### Description of the task
Give the data again exactly as it appears, excluding any pictures.

Page and application data records:
*** Begin section ***

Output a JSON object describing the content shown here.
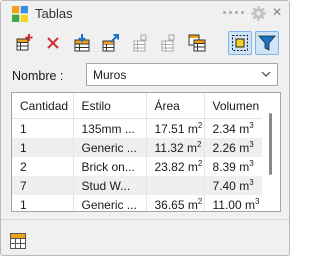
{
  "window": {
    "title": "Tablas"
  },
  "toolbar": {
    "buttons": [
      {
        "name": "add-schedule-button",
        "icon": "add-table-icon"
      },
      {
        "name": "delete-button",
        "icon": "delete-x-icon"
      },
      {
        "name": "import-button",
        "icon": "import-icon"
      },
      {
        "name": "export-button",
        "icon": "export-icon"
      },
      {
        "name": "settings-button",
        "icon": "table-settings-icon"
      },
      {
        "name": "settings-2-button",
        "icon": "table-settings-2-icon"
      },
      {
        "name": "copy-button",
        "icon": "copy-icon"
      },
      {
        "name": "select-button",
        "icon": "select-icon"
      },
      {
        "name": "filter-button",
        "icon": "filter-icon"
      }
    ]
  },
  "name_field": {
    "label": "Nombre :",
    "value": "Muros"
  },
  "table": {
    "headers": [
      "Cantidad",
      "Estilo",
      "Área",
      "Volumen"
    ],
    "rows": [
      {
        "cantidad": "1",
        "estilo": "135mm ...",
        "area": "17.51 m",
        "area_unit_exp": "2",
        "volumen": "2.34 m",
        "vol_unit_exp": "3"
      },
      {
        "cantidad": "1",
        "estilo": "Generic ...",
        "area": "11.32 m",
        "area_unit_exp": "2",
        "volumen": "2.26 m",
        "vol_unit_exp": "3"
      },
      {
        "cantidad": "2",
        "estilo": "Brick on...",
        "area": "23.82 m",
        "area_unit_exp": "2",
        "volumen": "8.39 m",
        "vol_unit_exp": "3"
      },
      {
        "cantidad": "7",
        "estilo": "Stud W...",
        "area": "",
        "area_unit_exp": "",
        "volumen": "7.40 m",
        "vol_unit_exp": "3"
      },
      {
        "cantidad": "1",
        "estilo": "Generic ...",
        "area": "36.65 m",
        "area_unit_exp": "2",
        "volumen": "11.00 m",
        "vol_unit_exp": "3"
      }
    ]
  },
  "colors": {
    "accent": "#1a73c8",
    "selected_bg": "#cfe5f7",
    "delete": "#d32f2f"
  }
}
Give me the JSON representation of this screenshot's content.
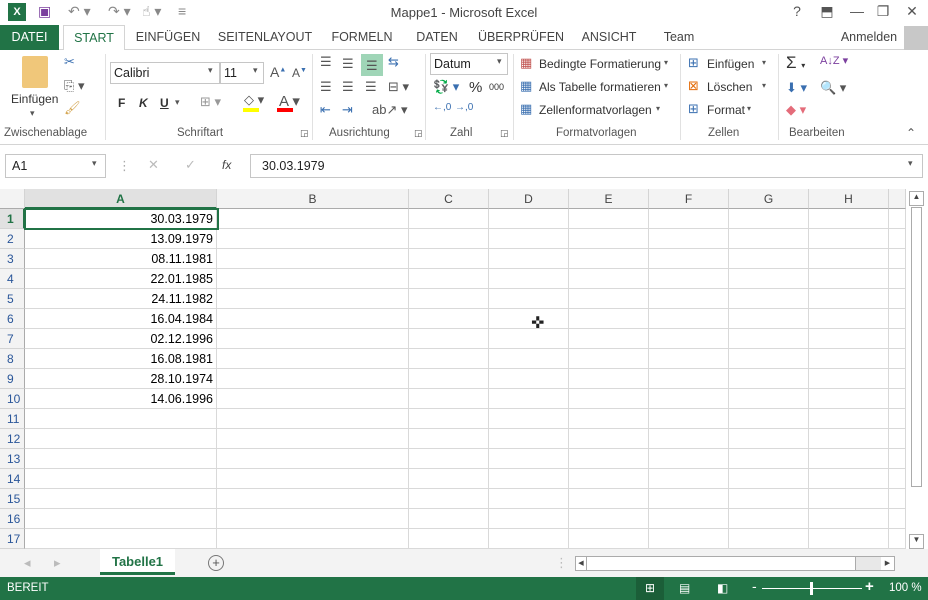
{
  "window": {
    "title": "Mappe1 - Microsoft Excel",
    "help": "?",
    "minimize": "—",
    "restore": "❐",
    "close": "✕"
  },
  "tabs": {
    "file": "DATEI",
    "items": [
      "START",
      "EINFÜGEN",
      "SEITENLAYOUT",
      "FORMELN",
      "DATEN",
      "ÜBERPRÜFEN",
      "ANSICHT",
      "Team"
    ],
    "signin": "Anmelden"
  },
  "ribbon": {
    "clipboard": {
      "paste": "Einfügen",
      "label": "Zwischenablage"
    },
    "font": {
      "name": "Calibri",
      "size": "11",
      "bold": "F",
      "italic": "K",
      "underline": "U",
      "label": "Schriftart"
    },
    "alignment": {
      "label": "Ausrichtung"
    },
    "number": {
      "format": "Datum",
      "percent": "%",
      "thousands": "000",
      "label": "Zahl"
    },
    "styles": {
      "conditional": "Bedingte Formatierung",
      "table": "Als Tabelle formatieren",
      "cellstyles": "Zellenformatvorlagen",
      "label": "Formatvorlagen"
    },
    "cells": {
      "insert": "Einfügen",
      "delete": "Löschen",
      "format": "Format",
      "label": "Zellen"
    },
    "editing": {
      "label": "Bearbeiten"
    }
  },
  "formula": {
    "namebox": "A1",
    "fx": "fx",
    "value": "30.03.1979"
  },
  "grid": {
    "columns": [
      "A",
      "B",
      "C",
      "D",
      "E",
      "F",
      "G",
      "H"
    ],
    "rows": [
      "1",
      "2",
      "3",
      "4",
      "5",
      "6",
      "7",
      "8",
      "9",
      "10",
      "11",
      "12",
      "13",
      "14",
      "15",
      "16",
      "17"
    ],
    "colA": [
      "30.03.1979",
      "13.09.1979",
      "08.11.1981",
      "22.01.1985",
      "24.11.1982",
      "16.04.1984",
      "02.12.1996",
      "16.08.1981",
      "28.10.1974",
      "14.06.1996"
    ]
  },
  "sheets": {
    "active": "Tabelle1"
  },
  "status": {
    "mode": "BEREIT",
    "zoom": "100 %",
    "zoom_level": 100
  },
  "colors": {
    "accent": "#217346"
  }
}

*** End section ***

### Answer
Output a JSON object describing the content shown here.
{
  "window": {
    "title": "Tablas"
  },
  "toolbar": {
    "buttons": [
      {
        "name": "add-schedule-button",
        "icon": "add-table-icon"
      },
      {
        "name": "delete-button",
        "icon": "delete-x-icon"
      },
      {
        "name": "import-button",
        "icon": "import-icon"
      },
      {
        "name": "export-button",
        "icon": "export-icon"
      },
      {
        "name": "settings-button",
        "icon": "table-settings-icon"
      },
      {
        "name": "settings-2-button",
        "icon": "table-settings-2-icon"
      },
      {
        "name": "copy-button",
        "icon": "copy-icon"
      },
      {
        "name": "select-button",
        "icon": "select-icon"
      },
      {
        "name": "filter-button",
        "icon": "filter-icon"
      }
    ]
  },
  "name_field": {
    "label": "Nombre :",
    "value": "Muros"
  },
  "table": {
    "headers": [
      "Cantidad",
      "Estilo",
      "Área",
      "Volumen"
    ],
    "rows": [
      {
        "cantidad": "1",
        "estilo": "135mm ...",
        "area": "17.51 m",
        "area_unit_exp": "2",
        "volumen": "2.34 m",
        "vol_unit_exp": "3"
      },
      {
        "cantidad": "1",
        "estilo": "Generic ...",
        "area": "11.32 m",
        "area_unit_exp": "2",
        "volumen": "2.26 m",
        "vol_unit_exp": "3"
      },
      {
        "cantidad": "2",
        "estilo": "Brick on...",
        "area": "23.82 m",
        "area_unit_exp": "2",
        "volumen": "8.39 m",
        "vol_unit_exp": "3"
      },
      {
        "cantidad": "7",
        "estilo": "Stud W...",
        "area": "",
        "area_unit_exp": "",
        "volumen": "7.40 m",
        "vol_unit_exp": "3"
      },
      {
        "cantidad": "1",
        "estilo": "Generic ...",
        "area": "36.65 m",
        "area_unit_exp": "2",
        "volumen": "11.00 m",
        "vol_unit_exp": "3"
      }
    ]
  },
  "colors": {
    "accent": "#1a73c8",
    "selected_bg": "#cfe5f7",
    "delete": "#d32f2f"
  }
}
Give me the JSON representation of this screenshot's content.
{
  "window": {
    "title": "Mappe1 - Microsoft Excel",
    "help": "?",
    "minimize": "—",
    "restore": "❐",
    "close": "✕"
  },
  "tabs": {
    "file": "DATEI",
    "items": [
      "START",
      "EINFÜGEN",
      "SEITENLAYOUT",
      "FORMELN",
      "DATEN",
      "ÜBERPRÜFEN",
      "ANSICHT",
      "Team"
    ],
    "signin": "Anmelden"
  },
  "ribbon": {
    "clipboard": {
      "paste": "Einfügen",
      "label": "Zwischenablage"
    },
    "font": {
      "name": "Calibri",
      "size": "11",
      "bold": "F",
      "italic": "K",
      "underline": "U",
      "label": "Schriftart"
    },
    "alignment": {
      "label": "Ausrichtung"
    },
    "number": {
      "format": "Datum",
      "percent": "%",
      "thousands": "000",
      "label": "Zahl"
    },
    "styles": {
      "conditional": "Bedingte Formatierung",
      "table": "Als Tabelle formatieren",
      "cellstyles": "Zellenformatvorlagen",
      "label": "Formatvorlagen"
    },
    "cells": {
      "insert": "Einfügen",
      "delete": "Löschen",
      "format": "Format",
      "label": "Zellen"
    },
    "editing": {
      "label": "Bearbeiten"
    }
  },
  "formula": {
    "namebox": "A1",
    "fx": "fx",
    "value": "30.03.1979"
  },
  "grid": {
    "columns": [
      "A",
      "B",
      "C",
      "D",
      "E",
      "F",
      "G",
      "H"
    ],
    "rows": [
      "1",
      "2",
      "3",
      "4",
      "5",
      "6",
      "7",
      "8",
      "9",
      "10",
      "11",
      "12",
      "13",
      "14",
      "15",
      "16",
      "17"
    ],
    "colA": [
      "30.03.1979",
      "13.09.1979",
      "08.11.1981",
      "22.01.1985",
      "24.11.1982",
      "16.04.1984",
      "02.12.1996",
      "16.08.1981",
      "28.10.1974",
      "14.06.1996"
    ]
  },
  "sheets": {
    "active": "Tabelle1"
  },
  "status": {
    "mode": "BEREIT",
    "zoom": "100 %",
    "zoom_level": 100
  },
  "colors": {
    "accent": "#217346"
  }
}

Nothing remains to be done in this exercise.